_HOW TO COMPLETE THIS TASK:_ Count every line below that contains "second", then give that count and nothing else.

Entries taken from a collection
+ + + +

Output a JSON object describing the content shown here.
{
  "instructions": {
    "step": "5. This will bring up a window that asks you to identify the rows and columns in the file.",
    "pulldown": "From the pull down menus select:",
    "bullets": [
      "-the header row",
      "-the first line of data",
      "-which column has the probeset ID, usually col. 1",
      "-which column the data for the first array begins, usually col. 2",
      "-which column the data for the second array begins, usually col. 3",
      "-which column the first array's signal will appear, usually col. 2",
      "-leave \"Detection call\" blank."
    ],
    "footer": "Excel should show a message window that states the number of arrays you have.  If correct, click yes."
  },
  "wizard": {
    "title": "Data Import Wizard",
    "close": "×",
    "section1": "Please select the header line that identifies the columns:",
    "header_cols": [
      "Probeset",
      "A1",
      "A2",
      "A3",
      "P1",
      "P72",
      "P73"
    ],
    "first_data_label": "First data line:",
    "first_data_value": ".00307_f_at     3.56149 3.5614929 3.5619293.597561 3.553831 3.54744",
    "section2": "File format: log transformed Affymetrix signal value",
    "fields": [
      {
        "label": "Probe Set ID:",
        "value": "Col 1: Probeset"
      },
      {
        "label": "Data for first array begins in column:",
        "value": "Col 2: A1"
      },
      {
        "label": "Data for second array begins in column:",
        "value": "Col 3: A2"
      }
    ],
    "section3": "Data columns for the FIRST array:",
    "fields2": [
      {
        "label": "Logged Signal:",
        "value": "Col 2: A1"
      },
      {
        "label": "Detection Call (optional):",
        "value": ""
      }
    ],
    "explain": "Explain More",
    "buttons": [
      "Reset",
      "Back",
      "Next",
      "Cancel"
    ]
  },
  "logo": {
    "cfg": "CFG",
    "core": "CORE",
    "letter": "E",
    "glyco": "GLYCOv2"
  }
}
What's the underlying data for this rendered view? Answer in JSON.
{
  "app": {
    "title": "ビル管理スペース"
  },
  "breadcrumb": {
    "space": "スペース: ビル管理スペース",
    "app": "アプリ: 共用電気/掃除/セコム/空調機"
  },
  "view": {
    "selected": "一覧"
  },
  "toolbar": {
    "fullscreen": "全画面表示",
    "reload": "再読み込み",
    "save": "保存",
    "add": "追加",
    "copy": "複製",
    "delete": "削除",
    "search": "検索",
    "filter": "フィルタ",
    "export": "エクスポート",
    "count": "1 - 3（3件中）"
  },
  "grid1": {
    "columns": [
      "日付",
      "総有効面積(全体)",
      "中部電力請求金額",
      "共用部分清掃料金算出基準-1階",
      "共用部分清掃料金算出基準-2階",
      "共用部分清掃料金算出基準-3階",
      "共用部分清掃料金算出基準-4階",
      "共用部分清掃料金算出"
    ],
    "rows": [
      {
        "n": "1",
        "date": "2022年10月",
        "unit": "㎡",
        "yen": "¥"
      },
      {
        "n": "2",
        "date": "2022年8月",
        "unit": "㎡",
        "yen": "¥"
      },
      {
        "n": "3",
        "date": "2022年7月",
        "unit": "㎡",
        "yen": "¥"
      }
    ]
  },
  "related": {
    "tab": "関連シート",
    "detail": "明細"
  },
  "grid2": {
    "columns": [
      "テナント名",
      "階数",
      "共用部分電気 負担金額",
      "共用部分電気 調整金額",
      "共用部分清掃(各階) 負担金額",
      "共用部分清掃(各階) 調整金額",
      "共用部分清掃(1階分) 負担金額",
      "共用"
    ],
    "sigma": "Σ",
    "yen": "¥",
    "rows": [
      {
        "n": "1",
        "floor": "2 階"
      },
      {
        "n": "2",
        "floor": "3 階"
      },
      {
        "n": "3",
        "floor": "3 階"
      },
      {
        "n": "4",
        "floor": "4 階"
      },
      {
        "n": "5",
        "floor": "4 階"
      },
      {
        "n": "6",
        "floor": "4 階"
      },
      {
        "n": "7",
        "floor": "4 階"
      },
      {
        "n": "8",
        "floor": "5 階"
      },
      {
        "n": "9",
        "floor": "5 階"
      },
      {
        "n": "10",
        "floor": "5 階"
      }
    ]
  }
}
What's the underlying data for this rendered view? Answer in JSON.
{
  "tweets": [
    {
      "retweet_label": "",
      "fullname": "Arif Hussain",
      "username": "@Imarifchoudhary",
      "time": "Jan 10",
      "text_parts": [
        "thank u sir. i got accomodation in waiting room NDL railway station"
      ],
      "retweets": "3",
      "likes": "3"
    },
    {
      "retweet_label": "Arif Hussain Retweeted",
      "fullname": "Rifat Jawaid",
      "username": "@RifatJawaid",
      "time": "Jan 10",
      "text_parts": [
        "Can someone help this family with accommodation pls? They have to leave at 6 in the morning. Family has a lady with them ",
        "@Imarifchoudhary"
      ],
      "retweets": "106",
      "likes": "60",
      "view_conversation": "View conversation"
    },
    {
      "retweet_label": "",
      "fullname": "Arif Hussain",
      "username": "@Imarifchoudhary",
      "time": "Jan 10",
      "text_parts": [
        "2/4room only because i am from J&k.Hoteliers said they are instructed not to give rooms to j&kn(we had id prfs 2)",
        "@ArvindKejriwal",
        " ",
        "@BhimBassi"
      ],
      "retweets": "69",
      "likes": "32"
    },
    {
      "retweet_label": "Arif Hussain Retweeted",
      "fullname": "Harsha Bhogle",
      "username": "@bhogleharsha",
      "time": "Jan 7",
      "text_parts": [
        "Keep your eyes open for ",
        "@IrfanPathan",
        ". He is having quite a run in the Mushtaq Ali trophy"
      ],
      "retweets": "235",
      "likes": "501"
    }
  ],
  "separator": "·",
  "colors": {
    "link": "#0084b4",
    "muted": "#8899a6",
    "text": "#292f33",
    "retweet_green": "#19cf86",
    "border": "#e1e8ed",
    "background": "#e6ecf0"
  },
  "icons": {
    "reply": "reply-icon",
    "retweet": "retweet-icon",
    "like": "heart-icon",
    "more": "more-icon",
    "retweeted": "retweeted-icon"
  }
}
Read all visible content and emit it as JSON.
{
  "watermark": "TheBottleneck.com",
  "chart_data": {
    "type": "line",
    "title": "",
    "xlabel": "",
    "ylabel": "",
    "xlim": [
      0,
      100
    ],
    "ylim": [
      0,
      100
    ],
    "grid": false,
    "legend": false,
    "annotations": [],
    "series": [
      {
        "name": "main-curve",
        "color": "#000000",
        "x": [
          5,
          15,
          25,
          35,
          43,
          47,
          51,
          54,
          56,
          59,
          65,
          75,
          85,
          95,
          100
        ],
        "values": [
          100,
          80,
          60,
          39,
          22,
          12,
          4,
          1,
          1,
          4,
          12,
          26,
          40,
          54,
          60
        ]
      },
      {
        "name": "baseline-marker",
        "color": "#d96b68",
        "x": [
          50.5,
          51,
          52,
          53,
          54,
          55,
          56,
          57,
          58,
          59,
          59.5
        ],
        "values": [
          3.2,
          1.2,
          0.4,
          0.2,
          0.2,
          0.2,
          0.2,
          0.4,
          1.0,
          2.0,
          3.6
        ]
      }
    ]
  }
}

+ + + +

_OUTPUT OF THE EXERCISE:_ 2